Fireplace Safety Tips
Here are some simple things you can do to keep your fireplace use safe, or at least to minimize the harm if something does go wrong.
You never have to look at the inside of your chimney, so you don't think about it much. But it can be a fire hazard. Have it swept at least once a year to make sure creosote hasn't built up, putting you at risk for a chimney fire. The chimney sweep can also inspect the whole system for other hazards.
Birds love to build nests in chimneys. Leaves can clutter them up. Any obstruction presents a smoke hazard. A chimney cap will prevent this.
Bigger is not always better. Smaller, hotter fires present much less risk for a chimney fire or smoke. Leave air space in between each log and plenty of air at the top of the pile.
A good screen can keep sparks from shooting out onto your living room carpet while still providing your fire with plenty of air.
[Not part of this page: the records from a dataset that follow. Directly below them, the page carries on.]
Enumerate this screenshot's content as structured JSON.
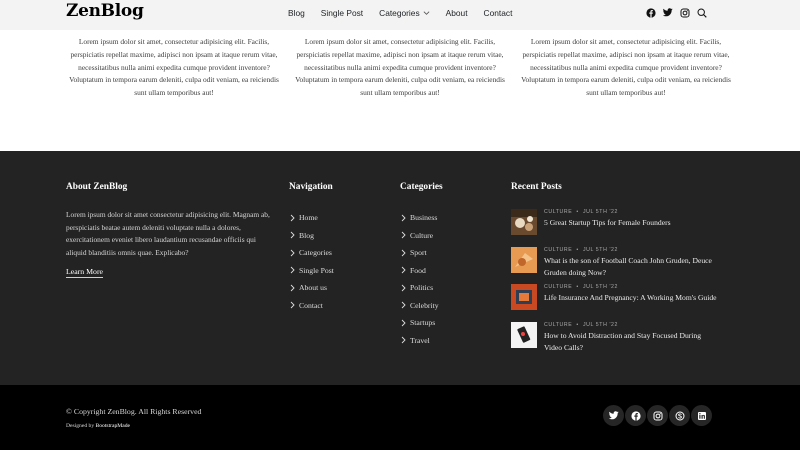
{
  "header": {
    "logo": "ZenBlog",
    "nav": [
      "Blog",
      "Single Post",
      "Categories",
      "About",
      "Contact"
    ],
    "icons": [
      "facebook-icon",
      "twitter-icon",
      "instagram-icon",
      "search-icon"
    ]
  },
  "text_columns": [
    "Lorem ipsum dolor sit amet, consectetur adipisicing elit. Facilis, perspiciatis repellat maxime, adipisci non ipsam at itaque rerum vitae, necessitatibus nulla animi expedita cumque provident inventore? Voluptatum in tempora earum deleniti, culpa odit veniam, ea reiciendis sunt ullam temporibus aut!",
    "Lorem ipsum dolor sit amet, consectetur adipisicing elit. Facilis, perspiciatis repellat maxime, adipisci non ipsam at itaque rerum vitae, necessitatibus nulla animi expedita cumque provident inventore? Voluptatum in tempora earum deleniti, culpa odit veniam, ea reiciendis sunt ullam temporibus aut!",
    "Lorem ipsum dolor sit amet, consectetur adipisicing elit. Facilis, perspiciatis repellat maxime, adipisci non ipsam at itaque rerum vitae, necessitatibus nulla animi expedita cumque provident inventore? Voluptatum in tempora earum deleniti, culpa odit veniam, ea reiciendis sunt ullam temporibus aut!"
  ],
  "footer": {
    "about": {
      "heading": "About ZenBlog",
      "text": "Lorem ipsum dolor sit amet consectetur adipisicing elit. Magnam ab, perspiciatis beatae autem deleniti voluptate nulla a dolores, exercitationem eveniet libero laudantium recusandae officiis qui aliquid blanditiis omnis quae. Explicabo?",
      "link": "Learn More"
    },
    "navigation": {
      "heading": "Navigation",
      "items": [
        "Home",
        "Blog",
        "Categories",
        "Single Post",
        "About us",
        "Contact"
      ]
    },
    "categories": {
      "heading": "Categories",
      "items": [
        "Business",
        "Culture",
        "Sport",
        "Food",
        "Politics",
        "Celebrity",
        "Startups",
        "Travel"
      ]
    },
    "recent": {
      "heading": "Recent Posts",
      "posts": [
        {
          "category": "CULTURE",
          "dot": "•",
          "date": "JUL 5TH '22",
          "title": "5 Great Startup Tips for Female Founders"
        },
        {
          "category": "CULTURE",
          "dot": "•",
          "date": "JUL 5TH '22",
          "title": "What is the son of Football Coach John Gruden, Deuce Gruden doing Now?"
        },
        {
          "category": "CULTURE",
          "dot": "•",
          "date": "JUL 5TH '22",
          "title": "Life Insurance And Pregnancy: A Working Mom's Guide"
        },
        {
          "category": "CULTURE",
          "dot": "•",
          "date": "JUL 5TH '22",
          "title": "How to Avoid Distraction and Stay Focused During Video Calls?"
        }
      ]
    },
    "copyright": "© Copyright ZenBlog. All Rights Reserved",
    "designed_prefix": "Designed by ",
    "designed_brand": "BootstrapMade",
    "social": [
      "twitter-icon",
      "facebook-icon",
      "instagram-icon",
      "skype-icon",
      "linkedin-icon"
    ]
  }
}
It is tempting, but even almost dead fires can suddenly shoot sparks and set off a chimney fire.
Carbon monoxide can build up.
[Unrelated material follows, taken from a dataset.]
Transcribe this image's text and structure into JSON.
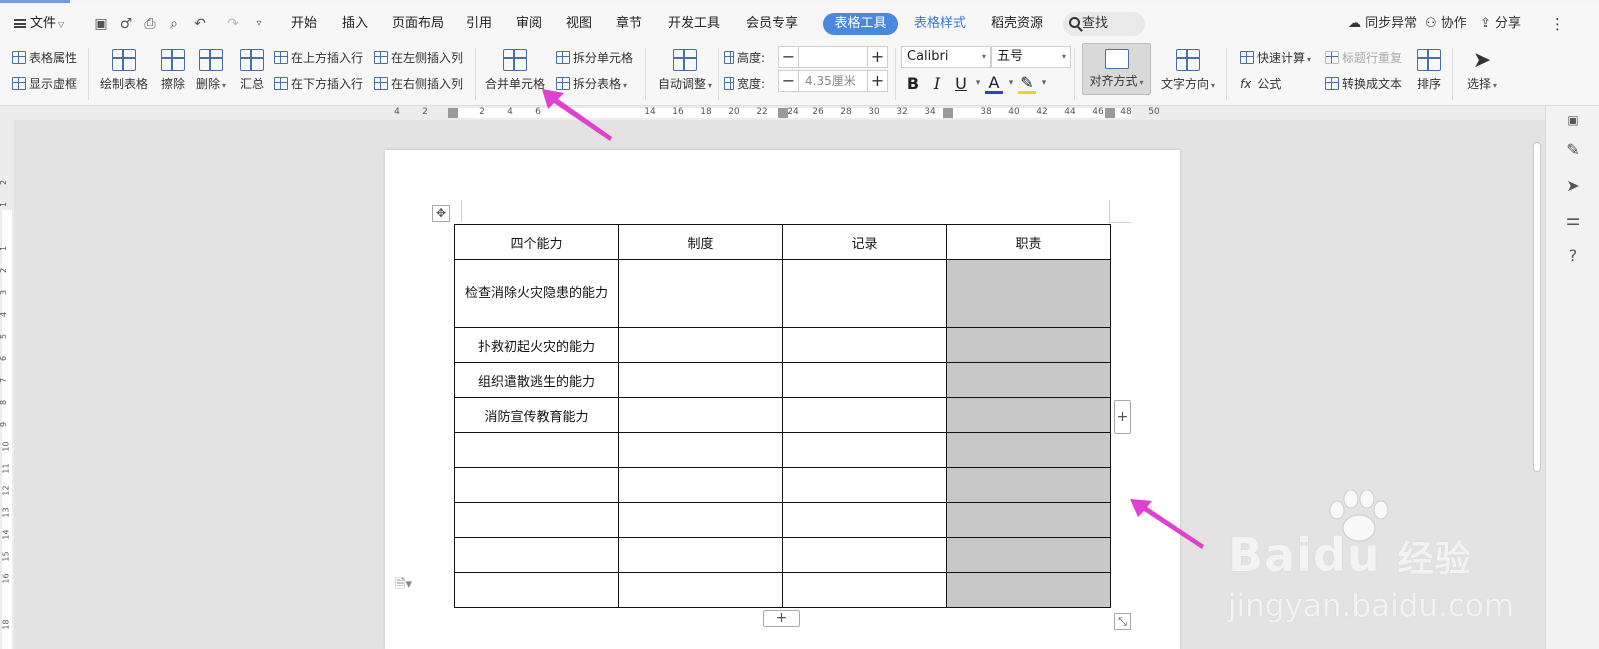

Keep flammable items away from fireplace. Newspapers, magazines, curtains, Christmas trees, etc. (Especially Christmas trees. After two weeks in your home, they're pure tinder.)
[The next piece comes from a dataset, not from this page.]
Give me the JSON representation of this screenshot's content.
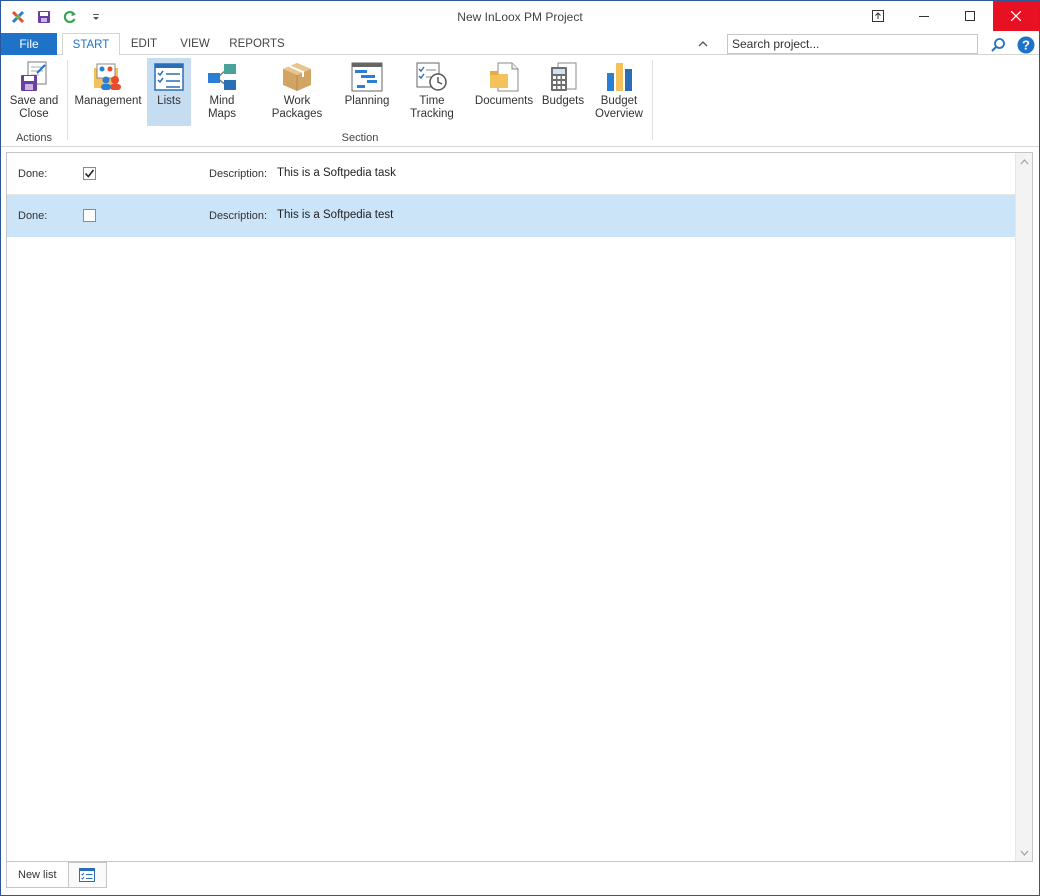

Make sure everyone in the family respects the fire. Don't let them run or engage in horseplay near it. Teach them to "stop, drop, and roll" if they do catch fire. Screen off the area for small children and pets who can't be taught.
Charcoal will produce carbon monoxide.
Smoke detectors on each level the house and outside all bedrooms will alert you before the fire makes escape impossible.
Make sure everyone knows at least two routes to exit their room and other areas of the house.
A fire extinguisher can keep a small disaster from turning into a large one. Make sure everyone knows where it is and how to use it.